In 2012, after the release of the first Hunger Games film, a disturbing trend emerged: official Hunger Games-themed tie-in merchandise that you could buy to feel more a part of the story, or something. That trend continues with the release of The Hunger Games: Catching Fire. Witness, for instance, the CoverGirl's "Capitol Collection" of mascaras, lip gloss, and other cosmetics. Or high-end chocolatier Vosges' character-themed chocolate bars (resulting in the unintentionally hilarious consequence of letting you "eat-a Peeta"). Or Subway's "Fiery Footlong" sandwiches, including a sweepstakes in which you can win your own "victory tour."
Or the (let it not be so) rumored theme park, at which children presumably will not be reaped and placed in the arena for a fight to the death to keep the people cowering in fear.
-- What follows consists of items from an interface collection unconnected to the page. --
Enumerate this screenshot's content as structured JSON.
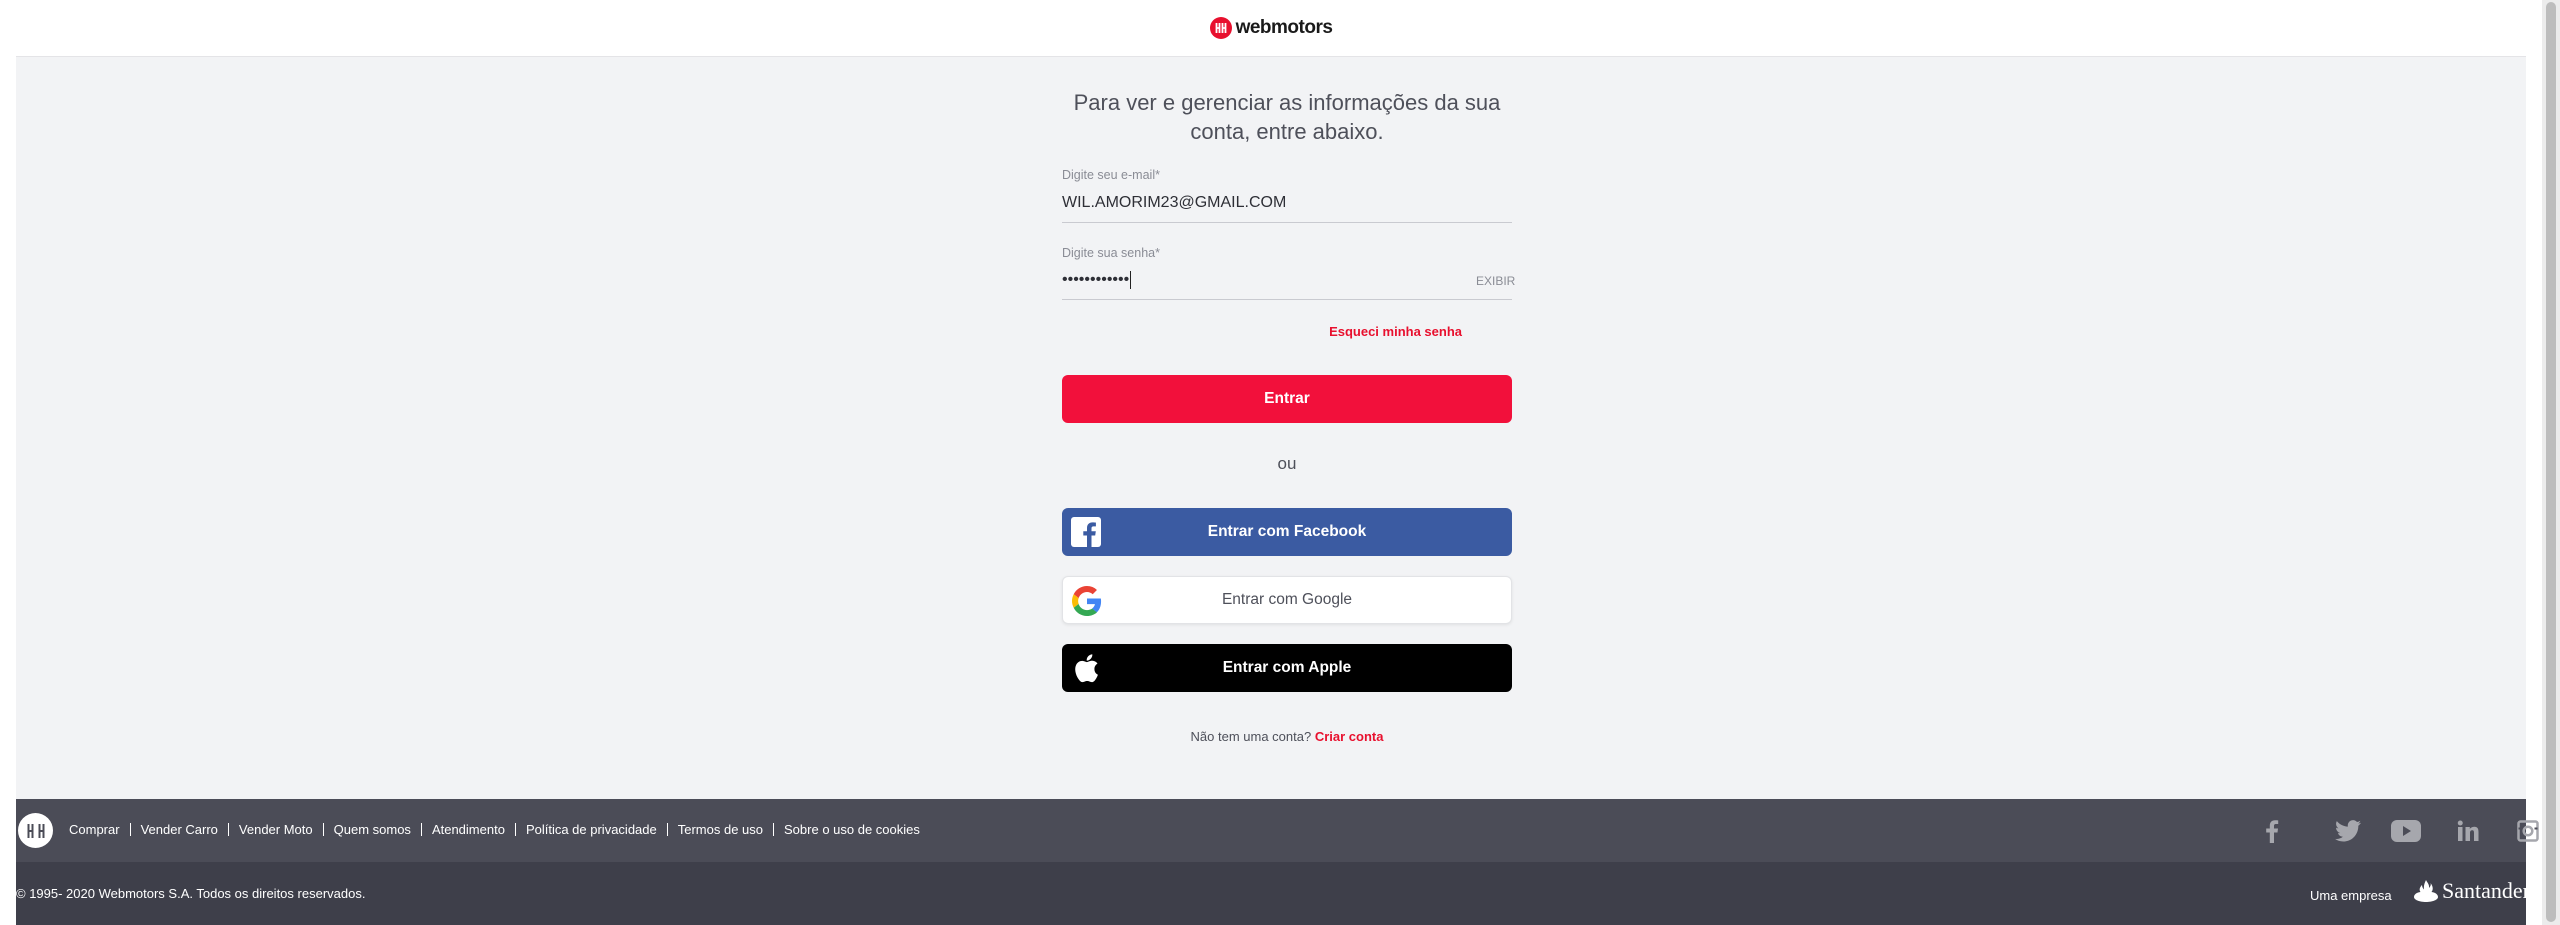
{
  "header": {
    "brand": "webmotors"
  },
  "login": {
    "heading": "Para ver e gerenciar as informações da sua conta, entre abaixo.",
    "email": {
      "label": "Digite seu e-mail*",
      "value": "WIL.AMORIM23@GMAIL.COM"
    },
    "password": {
      "label": "Digite sua senha*",
      "masked_value": "••••••••••••",
      "show_label": "EXIBIR"
    },
    "forgot_password": "Esqueci minha senha",
    "submit_label": "Entrar",
    "divider": "ou",
    "social": {
      "facebook": "Entrar com Facebook",
      "google": "Entrar com Google",
      "apple": "Entrar com Apple"
    },
    "signup": {
      "prompt": "Não tem uma conta?",
      "link": "Criar conta"
    }
  },
  "footer": {
    "links": [
      "Comprar",
      "Vender Carro",
      "Vender Moto",
      "Quem somos",
      "Atendimento",
      "Política de privacidade",
      "Termos de uso",
      "Sobre o uso de cookies"
    ],
    "social_icons": [
      "facebook-icon",
      "twitter-icon",
      "youtube-icon",
      "linkedin-icon",
      "instagram-icon"
    ],
    "copyright": "© 1995- 2020 Webmotors S.A. Todos os direitos reservados.",
    "company_label": "Uma empresa",
    "company_name": "Santander"
  },
  "colors": {
    "brand_red": "#f2103b",
    "facebook_blue": "#3b5ba2",
    "footer_dark": "#4b4c57",
    "footer_darker": "#3e3f4a",
    "page_bg": "#f2f3f5"
  }
}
Presumably.
I'm not just frustrated, I'm appalled: all this tie-in merchandise declaws the story of The Hunger Games, in much the same way that the actual affluent Capitol in the books declaws the seriousness of the "real" Hunger Games—a forced gladiatorial battle between teenagers—by staging flashy weeks-long television specials around it in order to distract from the horror of juvenile carnage by making it entertaining.
The movies (gratefully) violently counteract any attempt we might make to see them as fun escapism. To see The Hunger Games is not to be entertained. The films' greatest redemptive feature is their pervasive sadness, from the faces of every character to the musical score to the bleak sets. Even during the biggest, most lavish celebrations at the Capitol, we know the ones who are enjoying themselves are being played for vapid fools. Everyone with half a brain is miserable and, increasingly, furious.
Don't see this film without having seen the first Hunger Games film, because it dives right into the story. To recap: when we last left our teenage heroine Katniss Everdeen—she (Jennifer Lawrence, who at this point in her career can do no wrong) and Peeta Mellark (Josh Hutcherson) had managed to outsmart the Capitol and return as victors to District 12, only to discover that life can't, and won't, ever be the same. Even Katniss's relationship with her lifelong best friend Gale (Liam Hemsworth) has changed.
But at the same time, Katniss has become a symbol of revolt to revolutionaries around the country—the mockingjay, the "girl on fire." When the movie opens, it's a year later, and things are only getting more serious. Katniss and Peeta sense this when they embark on their "Victory Tour," in which they (once again) get dolled up, travel by high-speed train to each of Panem's Districts with coach Haymitch (Woody Harrelson) and handler Effie (Elizabeth Banks), act like they're the madly-in-love victors everyone wants to see, and give pre-scripted speeches, all in service of drumming up support and excitement for the next games. (You see why the Subway sweepstakes is so disturbing.)